    The cutoff frequency is indeed 44kHz, but that equation does not refer to the -3dB frequency. It is the natural frequency of the filter. The gain at that frequency is equal to the Q of the filter. A Butterworth filter has a Q of 1/√2. The OP's filter has a Q of 0.5. Therefore, the Butterworth is 3dB down at the natural frequency.
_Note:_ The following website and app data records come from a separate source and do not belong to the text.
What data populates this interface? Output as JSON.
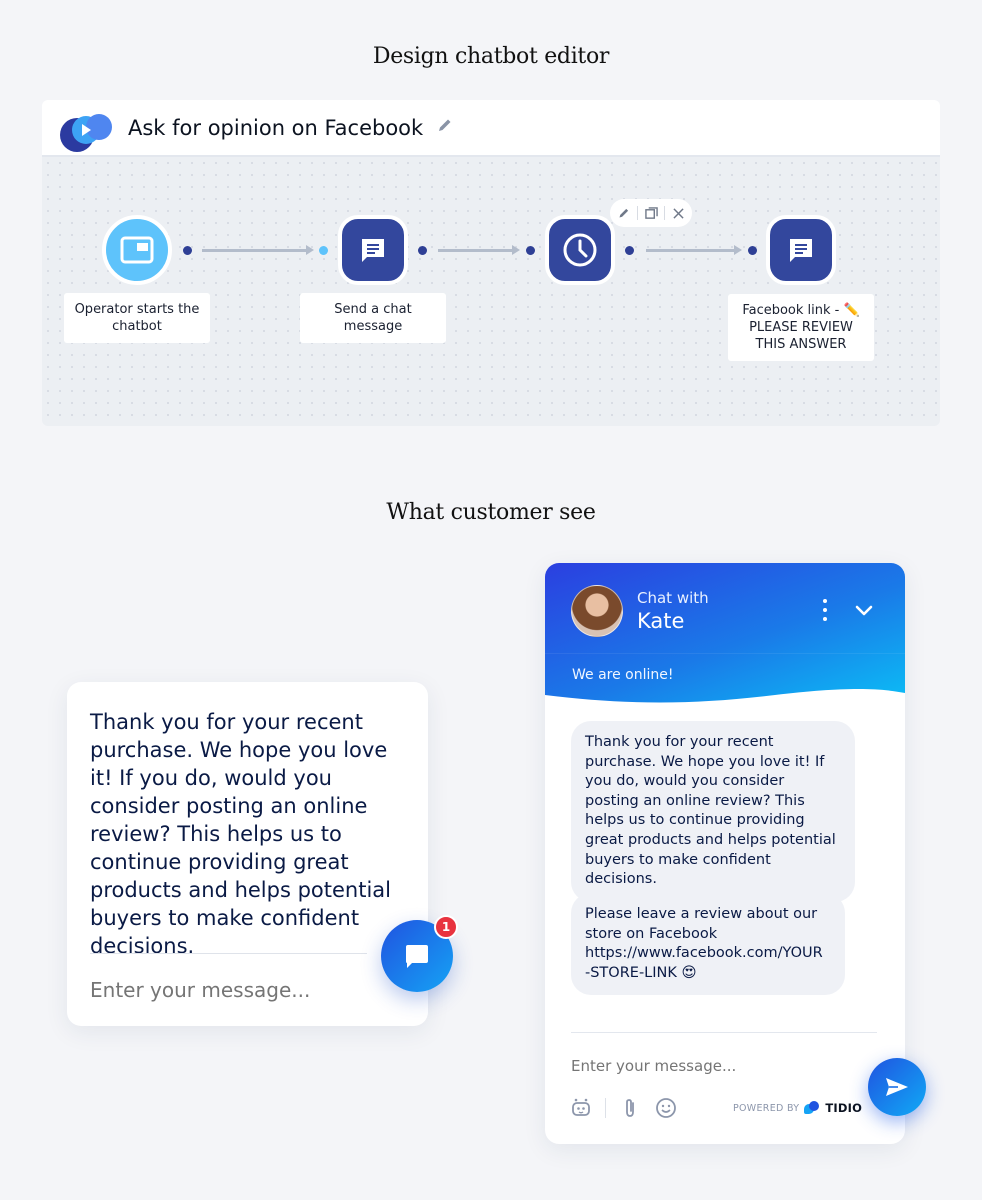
{
  "sections": {
    "editor_title": "Design chatbot editor",
    "customer_title": "What customer see"
  },
  "editor": {
    "flow_name": "Ask for opinion on Facebook",
    "edit_icon": "pencil-icon",
    "nodes": [
      {
        "type": "trigger",
        "icon": "window-icon",
        "label": "Operator starts the chatbot"
      },
      {
        "type": "action",
        "icon": "chat-message-icon",
        "label": "Send a chat message"
      },
      {
        "type": "delay",
        "icon": "clock-icon",
        "label": ""
      },
      {
        "type": "action",
        "icon": "chat-message-icon",
        "label": "Facebook link - ✏️ PLEASE REVIEW THIS ANSWER"
      }
    ],
    "node_toolbar": {
      "items": [
        "pencil-icon",
        "duplicate-icon",
        "close-icon"
      ]
    }
  },
  "preview_widget": {
    "message": "Thank you for your recent purchase. We hope you love it! If you do, would you consider posting an online review? This helps us to continue providing great products and helps potential buyers to make confident decisions.",
    "input_placeholder": "Enter your message...",
    "launcher_icon": "chat-bubble-icon",
    "unread_count": "1"
  },
  "chat_window": {
    "header_subtitle": "Chat with",
    "agent_name": "Kate",
    "status": "We are online!",
    "messages": [
      {
        "text": "Thank you for your recent purchase. We hope you love it! If you do, would you consider posting an online review? This helps us to continue providing great products and helps potential buyers to make confident decisions."
      },
      {
        "text": "Please leave a review about our store on Facebook https://www.facebook.com/YOUR -STORE-LINK 😍"
      }
    ],
    "input_placeholder": "Enter your message...",
    "powered_by": "POWERED BY",
    "brand": "TIDIO",
    "colors": {
      "header_start": "#2b3fe0",
      "header_end": "#0bc0f6",
      "bubble_bg": "#eff1f6",
      "badge": "#e8333f"
    }
  }
}
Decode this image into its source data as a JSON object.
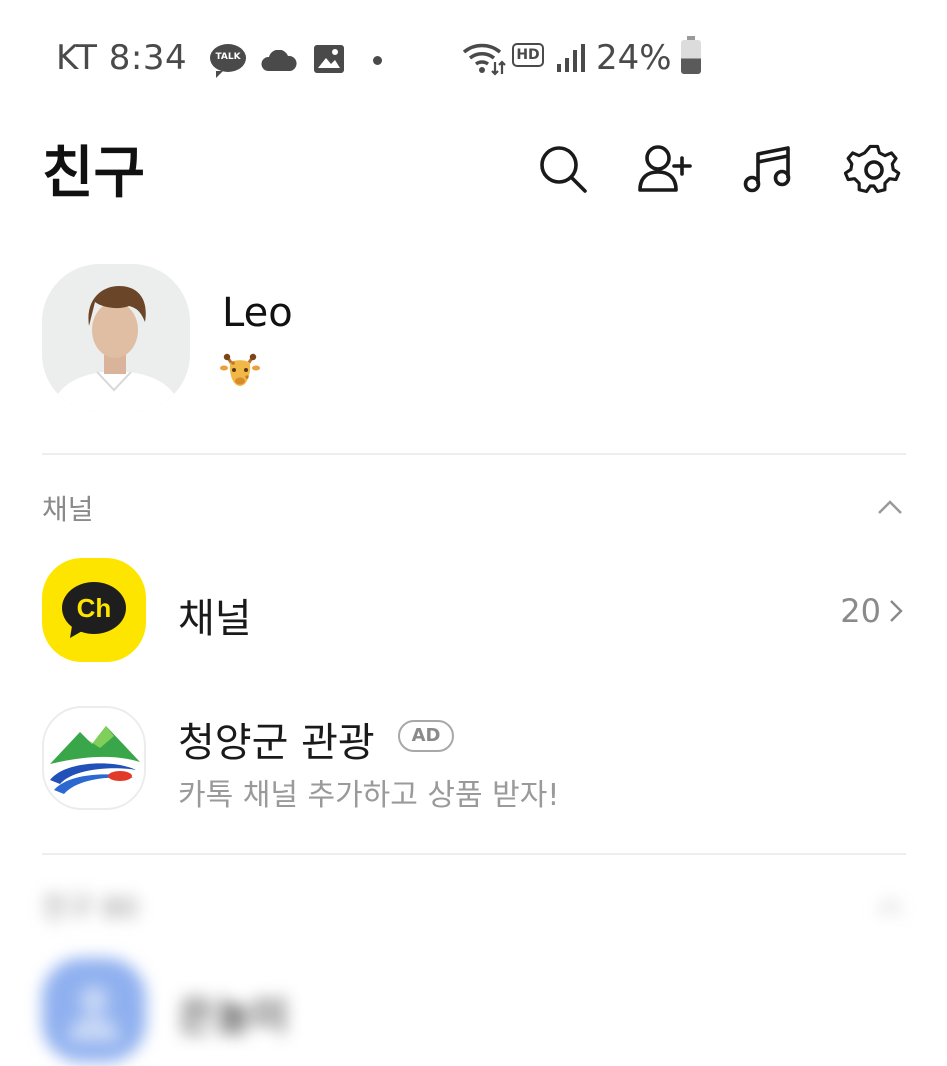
{
  "status_bar": {
    "carrier_time": "KT 8:34",
    "talk_badge": "TALK",
    "network_badge": "HD",
    "battery_percent": "24%",
    "icons": [
      "talk-icon",
      "cloud-icon",
      "gallery-icon",
      "dot-icon",
      "wifi-icon",
      "hd-voice-icon",
      "signal-icon",
      "battery-icon"
    ]
  },
  "header": {
    "title": "친구",
    "actions": [
      "search-icon",
      "add-friend-icon",
      "music-icon",
      "settings-icon"
    ]
  },
  "profile": {
    "name": "Leo",
    "status_emoji": "🦒"
  },
  "channel_section": {
    "label": "채널",
    "items": [
      {
        "title": "채널",
        "count": "20",
        "icon_text": "Ch",
        "icon_color": "#FEE500"
      },
      {
        "title": "청양군 관광",
        "badge": "AD",
        "subtitle": "카톡 채널 추가하고 상품 받자!"
      }
    ]
  },
  "friends_section": {
    "label": "친구 80",
    "first_friend": "은놀미"
  },
  "colors": {
    "accent_yellow": "#FEE500",
    "friend_avatar": "#8fb0ef"
  }
}
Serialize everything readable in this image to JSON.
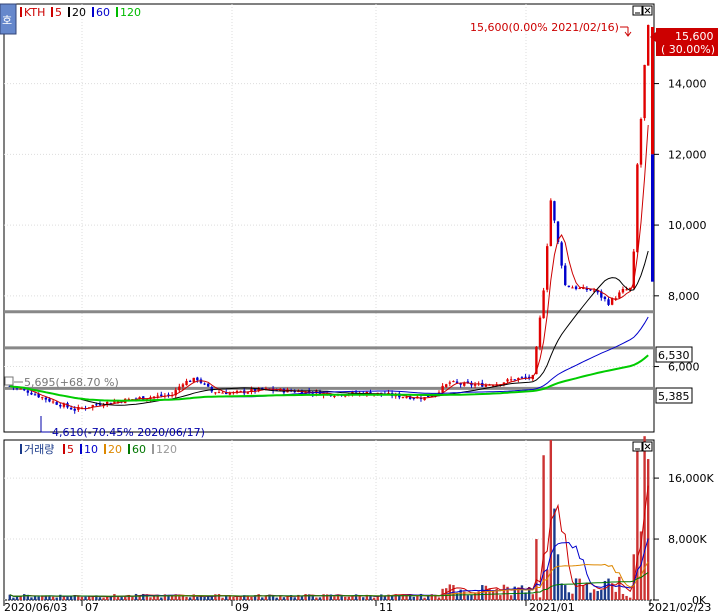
{
  "legend_price": {
    "items": [
      {
        "label": "KTH",
        "color": "#cc0000"
      },
      {
        "label": "5",
        "color": "#cc0000"
      },
      {
        "label": "20",
        "color": "#000000"
      },
      {
        "label": "60",
        "color": "#0000cc"
      },
      {
        "label": "120",
        "color": "#00bb00"
      }
    ]
  },
  "legend_volume": {
    "items": [
      {
        "label": "거래량",
        "color": "#1a3a8a"
      },
      {
        "label": "5",
        "color": "#cc0000"
      },
      {
        "label": "10",
        "color": "#0000cc"
      },
      {
        "label": "20",
        "color": "#dd8800"
      },
      {
        "label": "60",
        "color": "#007700"
      },
      {
        "label": "120",
        "color": "#999999"
      }
    ]
  },
  "side_tab": "호",
  "annotations": {
    "high": "15,600(0.00% 2021/02/16)",
    "mid": "5,695(+68.70 %)",
    "low": "4,610(-70.45% 2020/06/17)"
  },
  "current_price": {
    "price": "15,600",
    "change": "( 30.00%)"
  },
  "level_tags": [
    {
      "value": "6,530"
    },
    {
      "value": "5,385"
    }
  ],
  "chart_data": {
    "type": "candlestick",
    "title": "KTH",
    "price_axis": {
      "ticks": [
        6000,
        8000,
        10000,
        12000,
        14000
      ],
      "labels": [
        "6,000",
        "8,000",
        "10,000",
        "12,000",
        "14,000"
      ],
      "range": [
        4150,
        16250
      ]
    },
    "horizontal_levels": [
      7550,
      6530,
      5385
    ],
    "volume_axis": {
      "ticks": [
        0,
        8000,
        16000
      ],
      "labels": [
        "0K",
        "8,000K",
        "16,000K"
      ],
      "range": [
        0,
        21000
      ]
    },
    "x_labels": [
      "2020/06/03",
      "07",
      "09",
      "11",
      "2021/01",
      "2021/02/23"
    ],
    "moving_averages": [
      "5",
      "20",
      "60",
      "120"
    ]
  }
}
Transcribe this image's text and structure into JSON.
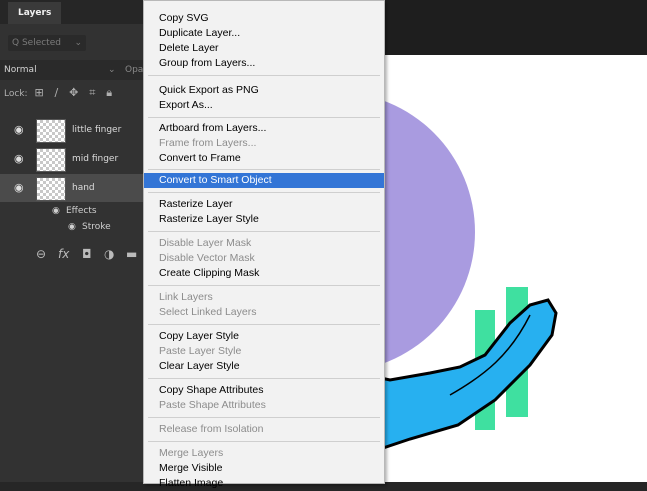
{
  "layers_panel": {
    "tab": "Layers",
    "search_placeholder": "Q Selected",
    "blend_mode": "Normal",
    "opacity_label": "Opa",
    "lock_label": "Lock:",
    "layers": [
      {
        "name": "little finger",
        "visible": true
      },
      {
        "name": "mid finger",
        "visible": true
      },
      {
        "name": "hand",
        "visible": true,
        "selected": true
      }
    ],
    "effects_label": "Effects",
    "stroke_label": "Stroke"
  },
  "context_menu": {
    "items": [
      {
        "label": "Copy SVG",
        "enabled": true
      },
      {
        "label": "Duplicate Layer...",
        "enabled": true
      },
      {
        "label": "Delete Layer",
        "enabled": true
      },
      {
        "label": "Group from Layers...",
        "enabled": true
      },
      {
        "label": "Quick Export as PNG",
        "enabled": true
      },
      {
        "label": "Export As...",
        "enabled": true
      },
      {
        "label": "Artboard from Layers...",
        "enabled": true
      },
      {
        "label": "Frame from Layers...",
        "enabled": false
      },
      {
        "label": "Convert to Frame",
        "enabled": true
      },
      {
        "label": "Convert to Smart Object",
        "enabled": true,
        "highlighted": true
      },
      {
        "label": "Rasterize Layer",
        "enabled": true
      },
      {
        "label": "Rasterize Layer Style",
        "enabled": true
      },
      {
        "label": "Disable Layer Mask",
        "enabled": false
      },
      {
        "label": "Disable Vector Mask",
        "enabled": false
      },
      {
        "label": "Create Clipping Mask",
        "enabled": true
      },
      {
        "label": "Link Layers",
        "enabled": false
      },
      {
        "label": "Select Linked Layers",
        "enabled": false
      },
      {
        "label": "Copy Layer Style",
        "enabled": true
      },
      {
        "label": "Paste Layer Style",
        "enabled": false
      },
      {
        "label": "Clear Layer Style",
        "enabled": true
      },
      {
        "label": "Copy Shape Attributes",
        "enabled": true
      },
      {
        "label": "Paste Shape Attributes",
        "enabled": false
      },
      {
        "label": "Release from Isolation",
        "enabled": false
      },
      {
        "label": "Merge Layers",
        "enabled": false
      },
      {
        "label": "Merge Visible",
        "enabled": true
      },
      {
        "label": "Flatten Image",
        "enabled": true
      }
    ]
  },
  "colors": {
    "circle": "#a99be0",
    "hand": "#27b0f0",
    "bars": "#3fe0a0",
    "highlight": "#3375d6"
  }
}
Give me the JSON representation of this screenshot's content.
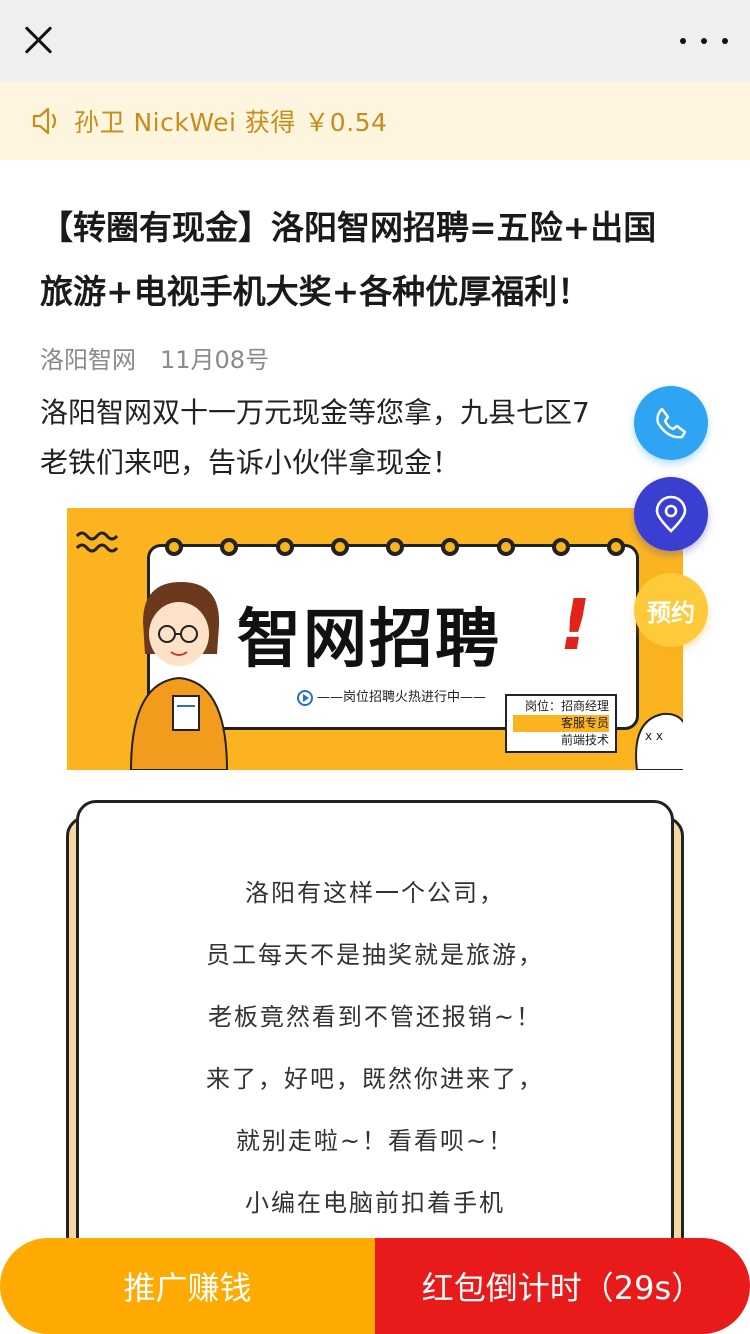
{
  "topbar": {
    "close_icon": "close-icon",
    "more_icon": "more-dots-icon"
  },
  "notice": {
    "icon": "speaker-icon",
    "text": "孙卫 NickWei 获得 ￥0.54",
    "color": "#c88b1c"
  },
  "article": {
    "title_line1": "【转圈有现金】洛阳智网招聘=五险+出国",
    "title_line2": "旅游+电视手机大奖+各种优厚福利！",
    "author": "洛阳智网",
    "date": "11月08号",
    "intro_line1": "洛阳智网双十一万元现金等您拿，九县七区7",
    "intro_line2": "老铁们来吧，告诉小伙伴拿现金！"
  },
  "banner": {
    "headline": "智网招聘",
    "exclaim": "!",
    "subtitle": "——岗位招聘火热进行中——",
    "roles": [
      "岗位：招商经理",
      "客服专员",
      "前端技术"
    ]
  },
  "card": {
    "lines": [
      "洛阳有这样一个公司，",
      "员工每天不是抽奖就是旅游，",
      "老板竟然看到不管还报销~！",
      "来了，好吧，既然你进来了，",
      "就别走啦~！看看呗~！",
      "小编在电脑前扣着手机"
    ]
  },
  "floating": {
    "call_icon": "phone-icon",
    "location_icon": "location-pin-icon",
    "book_label": "预约"
  },
  "bottom": {
    "promo_label": "推广赚钱",
    "packet_label": "红包倒计时（29s）",
    "promo_color": "#ffaa00",
    "packet_color": "#e81a1a"
  }
}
The OP's filter is 6dB down at the natural frequency.
    A simulation of the OP's filter and a B'worth shows that the OP's filter is in fact 3dB down at 28kHz, which I'm sure can (and probably will) be calculated by another member of the forum.

    A filter with higher Q will have less loss at the natural frequency, and in fact will have peaking as the Q increases.
    See the Wikipedia entry for Sallen & Key.
     
    cgama likes this.
  10. Darren Holdstock

    Active Member

    Feb 10, 2009
    262
    11
    Just to say, all hail Ron H, this is filter gold. In one clear and concise paragraph Ron H has explained it beautifully.
    I blew out a job interview at TAG McLaren Audio many years ago by asking the technical director a similar question regarding damping and the various resonant frequencies, as I couldn't find any textbook that would explain it to my satisfaction. He didn't know either, and took his revenge for my impudence in asking. Still, I learned not to ask awkward questions at interviews, lest a thirst for knowledge be mistaken for being awkward.
     
    cgama likes this.
  11. Ron H

    AAC Fanatic!

    Apr 14, 2005
    7,050
    657
    Thanks for the kind words, Darren.:)
    I have to admit that I didn't know this until I looked at the simulation, which drove me to the equations in Wikipedia.
     
  12. Volt

    Thread Starter Member

    Nov 28, 2008
    24
    0

    Thankyou so much, explained it perfectly!
     
  13. Jony130

    AAC Fanatic!

    Feb 17, 2009
    3,957
    1,097
    If we have the transfer function

    \frac{Vout}{Vin}=\frac{1}{(1-\omega^2 R_1*R_2*C_1*C_2)^2+\omega^2*((R_1+R_2)*C_2)^2}

    And we want to know cut-of frequency for 3dB=1/√2.
    So we have

    \frac{Vout}{Vin}=\frac{1}{(1-\omega^2 R_1*R_2*C_1*C_2)^2+\omega^2*((R_1+R_2)*C_2)^2}= \frac {1} {\sqrt2}

    And for R1=R2=R and C1=C2=C
    We get

    (1-(\omega*R*C)^2)^2+4*(\omega*R*C)^2=2

    And if we solve this we get:

    (1+(\omega^2*C^2*R^2))^2=2 we substitute X=(\omega^2*C^2*R^2)

    (1+X)^2=2

    X=\sqrt{2}-1

    And cut-off frequency is equal

    fg=\frac{\sqrt{\sqrt{2}-1}}{2*\Pi*R*C}

    And this is a special case only for R1=R1, C1=C2
     
  14. hgmjr

    Moderator

    Jan 28, 2005
    9,030
    214
    jony130,

    Shouldn't the equation for the magnitude of Vo/Vi be:

    \frac{Vout}{Vin}=\frac{1}{\sqrt{(1-\omega^2 R_1*R_2*C_1*C_2)^2+\omega^2*((R_1+R_2)*C_2)^2}}

    hgmjr
     
  15. The Electrician

    AAC Fanatic!

    Oct 9, 2007
    2,281
    326
Loading...